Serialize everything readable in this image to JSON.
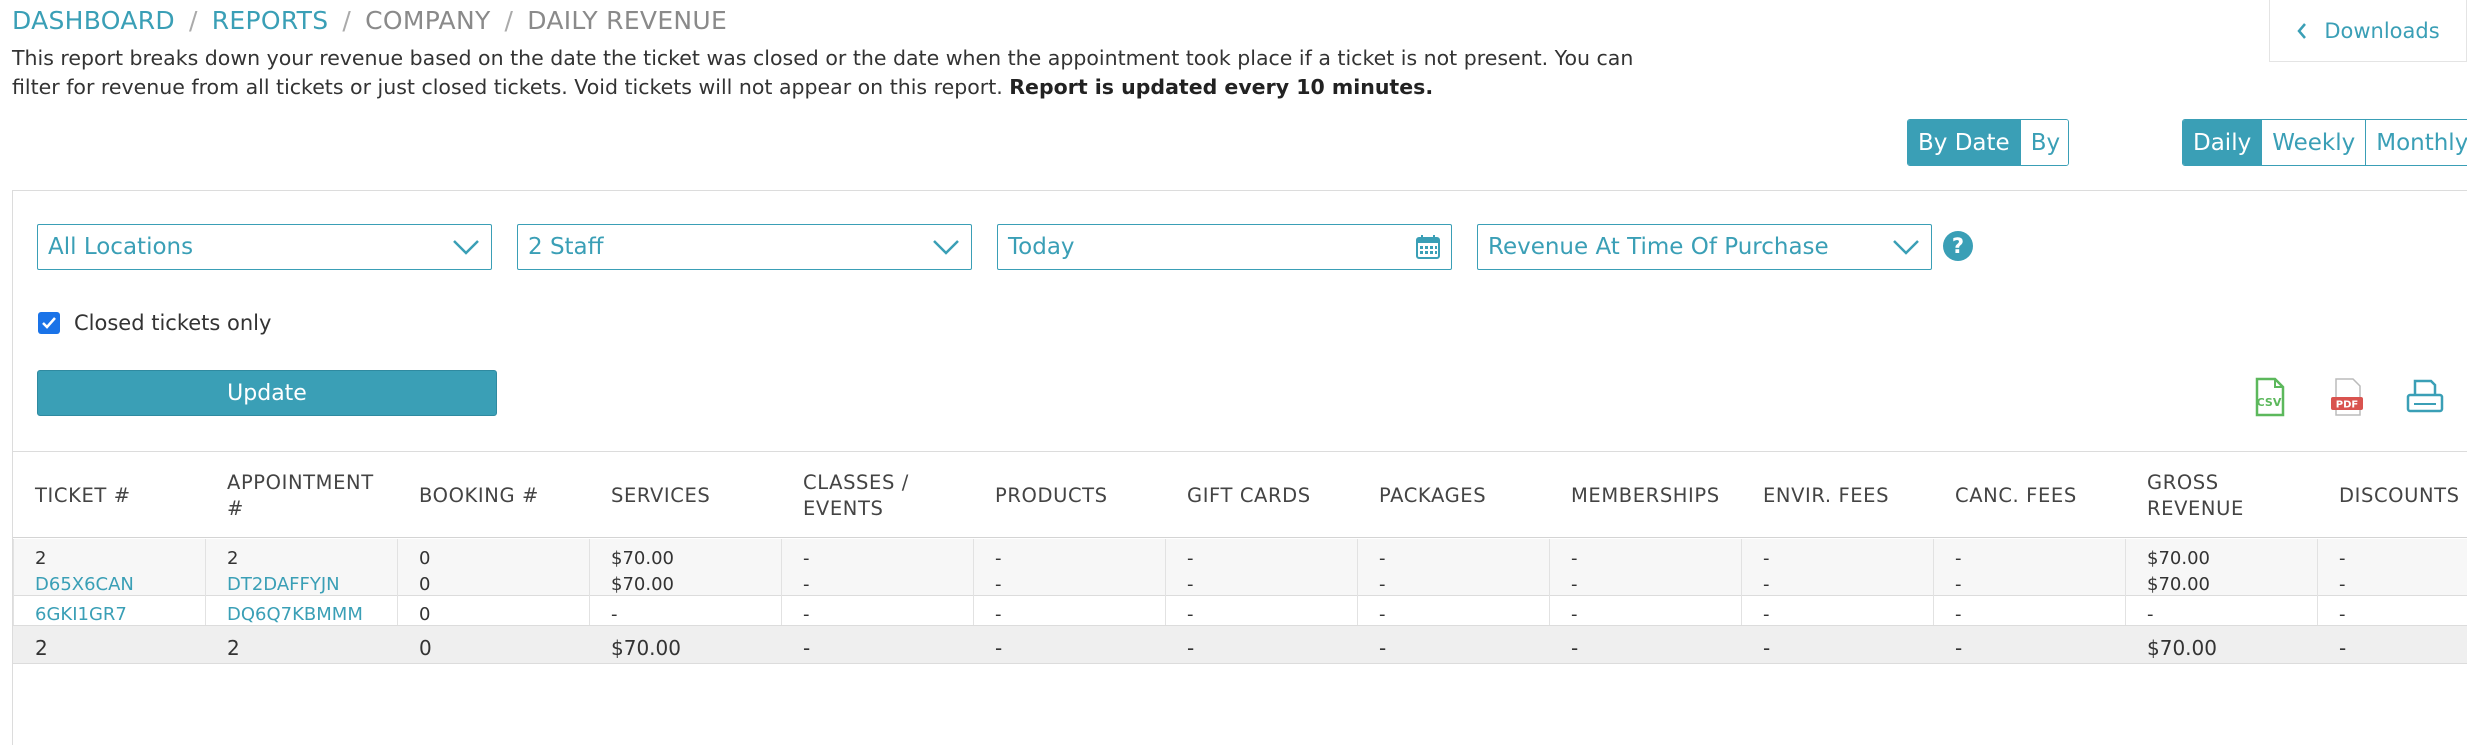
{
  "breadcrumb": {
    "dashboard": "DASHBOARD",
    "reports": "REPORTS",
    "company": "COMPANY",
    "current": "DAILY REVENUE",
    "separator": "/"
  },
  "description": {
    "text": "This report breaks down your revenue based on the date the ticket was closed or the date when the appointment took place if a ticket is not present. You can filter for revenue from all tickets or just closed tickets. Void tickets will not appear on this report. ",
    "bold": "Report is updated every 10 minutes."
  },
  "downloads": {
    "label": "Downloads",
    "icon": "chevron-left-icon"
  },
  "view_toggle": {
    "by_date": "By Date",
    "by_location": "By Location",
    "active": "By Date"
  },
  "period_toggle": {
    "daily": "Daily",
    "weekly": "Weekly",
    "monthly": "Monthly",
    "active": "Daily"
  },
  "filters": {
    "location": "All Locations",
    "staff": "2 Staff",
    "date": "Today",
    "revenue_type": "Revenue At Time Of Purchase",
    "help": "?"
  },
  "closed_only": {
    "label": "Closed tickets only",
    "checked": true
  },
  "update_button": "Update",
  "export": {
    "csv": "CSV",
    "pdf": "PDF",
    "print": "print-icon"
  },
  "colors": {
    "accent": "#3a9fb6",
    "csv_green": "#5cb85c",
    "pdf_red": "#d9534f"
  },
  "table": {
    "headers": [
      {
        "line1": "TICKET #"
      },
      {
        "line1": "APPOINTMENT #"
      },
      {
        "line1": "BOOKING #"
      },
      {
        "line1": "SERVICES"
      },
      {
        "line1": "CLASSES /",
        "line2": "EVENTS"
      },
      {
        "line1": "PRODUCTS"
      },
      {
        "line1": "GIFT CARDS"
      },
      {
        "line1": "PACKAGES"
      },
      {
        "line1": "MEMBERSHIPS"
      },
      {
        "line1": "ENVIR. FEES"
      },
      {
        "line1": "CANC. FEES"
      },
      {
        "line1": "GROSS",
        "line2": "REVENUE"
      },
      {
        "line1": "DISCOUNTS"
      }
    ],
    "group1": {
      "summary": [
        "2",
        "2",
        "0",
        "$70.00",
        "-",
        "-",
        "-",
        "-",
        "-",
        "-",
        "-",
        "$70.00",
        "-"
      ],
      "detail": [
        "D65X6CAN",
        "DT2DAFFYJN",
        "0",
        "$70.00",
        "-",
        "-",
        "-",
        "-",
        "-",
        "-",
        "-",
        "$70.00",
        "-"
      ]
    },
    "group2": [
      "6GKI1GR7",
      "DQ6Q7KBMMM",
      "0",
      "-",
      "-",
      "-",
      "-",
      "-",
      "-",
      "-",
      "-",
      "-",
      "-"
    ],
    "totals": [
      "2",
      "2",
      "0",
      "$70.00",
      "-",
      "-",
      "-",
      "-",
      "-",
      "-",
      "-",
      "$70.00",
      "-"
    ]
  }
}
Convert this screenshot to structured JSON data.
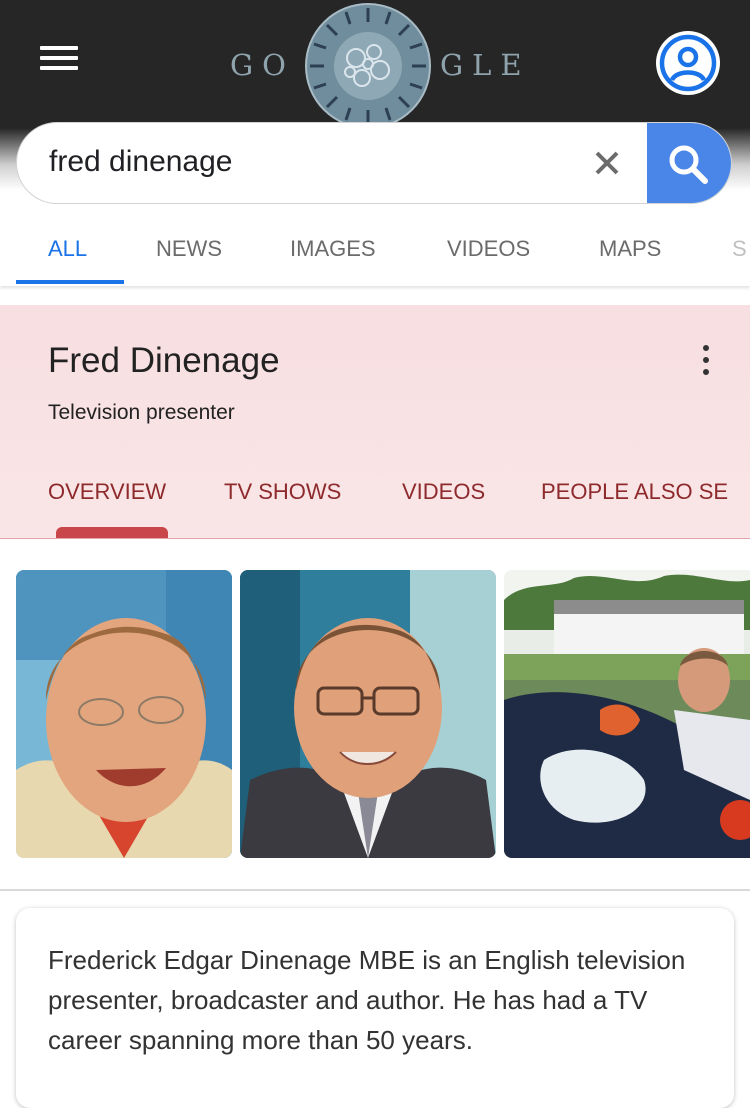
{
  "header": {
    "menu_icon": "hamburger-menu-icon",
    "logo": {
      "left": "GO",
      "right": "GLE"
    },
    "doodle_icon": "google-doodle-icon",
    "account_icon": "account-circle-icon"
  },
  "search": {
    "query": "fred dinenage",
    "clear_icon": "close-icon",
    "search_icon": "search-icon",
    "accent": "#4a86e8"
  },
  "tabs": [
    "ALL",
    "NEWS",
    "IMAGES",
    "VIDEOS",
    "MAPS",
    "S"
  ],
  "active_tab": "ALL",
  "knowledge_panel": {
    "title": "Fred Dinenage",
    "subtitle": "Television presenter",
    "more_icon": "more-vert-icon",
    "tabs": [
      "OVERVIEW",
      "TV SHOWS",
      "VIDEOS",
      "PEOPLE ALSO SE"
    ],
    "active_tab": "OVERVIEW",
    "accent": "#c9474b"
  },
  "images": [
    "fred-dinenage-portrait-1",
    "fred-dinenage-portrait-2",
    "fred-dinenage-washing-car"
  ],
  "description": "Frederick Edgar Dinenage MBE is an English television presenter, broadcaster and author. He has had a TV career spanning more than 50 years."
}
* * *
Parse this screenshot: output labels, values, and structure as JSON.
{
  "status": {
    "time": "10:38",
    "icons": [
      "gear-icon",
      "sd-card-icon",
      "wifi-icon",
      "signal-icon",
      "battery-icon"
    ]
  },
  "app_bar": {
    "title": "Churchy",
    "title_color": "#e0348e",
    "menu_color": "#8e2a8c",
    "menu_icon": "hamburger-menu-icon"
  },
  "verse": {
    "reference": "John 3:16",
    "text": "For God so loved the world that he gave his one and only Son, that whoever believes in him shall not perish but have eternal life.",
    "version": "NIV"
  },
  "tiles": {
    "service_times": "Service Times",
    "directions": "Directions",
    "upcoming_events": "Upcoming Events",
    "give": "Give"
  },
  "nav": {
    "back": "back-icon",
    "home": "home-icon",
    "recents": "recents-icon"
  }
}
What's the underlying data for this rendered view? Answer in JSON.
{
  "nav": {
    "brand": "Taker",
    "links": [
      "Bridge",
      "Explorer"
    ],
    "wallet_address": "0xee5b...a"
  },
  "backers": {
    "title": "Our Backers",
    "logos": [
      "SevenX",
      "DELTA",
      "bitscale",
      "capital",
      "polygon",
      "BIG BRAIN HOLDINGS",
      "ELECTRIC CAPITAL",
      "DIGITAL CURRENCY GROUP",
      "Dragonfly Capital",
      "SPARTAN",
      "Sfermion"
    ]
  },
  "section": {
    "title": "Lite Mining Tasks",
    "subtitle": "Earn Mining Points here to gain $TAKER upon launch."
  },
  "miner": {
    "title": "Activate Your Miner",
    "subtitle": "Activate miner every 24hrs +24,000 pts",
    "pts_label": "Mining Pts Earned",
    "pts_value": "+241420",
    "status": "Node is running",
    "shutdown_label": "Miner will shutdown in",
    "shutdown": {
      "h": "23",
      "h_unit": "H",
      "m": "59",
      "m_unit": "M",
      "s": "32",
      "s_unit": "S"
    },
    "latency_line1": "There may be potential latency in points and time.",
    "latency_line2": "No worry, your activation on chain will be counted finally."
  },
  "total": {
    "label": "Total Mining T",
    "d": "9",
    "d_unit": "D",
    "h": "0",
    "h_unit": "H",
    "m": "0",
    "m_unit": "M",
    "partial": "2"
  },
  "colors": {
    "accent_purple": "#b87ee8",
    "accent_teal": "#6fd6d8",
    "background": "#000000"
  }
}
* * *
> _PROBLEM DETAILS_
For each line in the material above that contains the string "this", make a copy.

> _EXERCISE RESPONSE_
Serialize everything readable in this image to JSON.
    "text": "This report breaks down your revenue based on the date the ticket was closed or the date when the appointment took place if a ticket is not present. You can filter for revenue from all tickets or just closed tickets. Void tickets will not appear on this report. ",
Convert this screenshot to structured JSON data.
Parse this screenshot: output labels, values, and structure as JSON.
What's the underlying data for this rendered view? Answer in JSON.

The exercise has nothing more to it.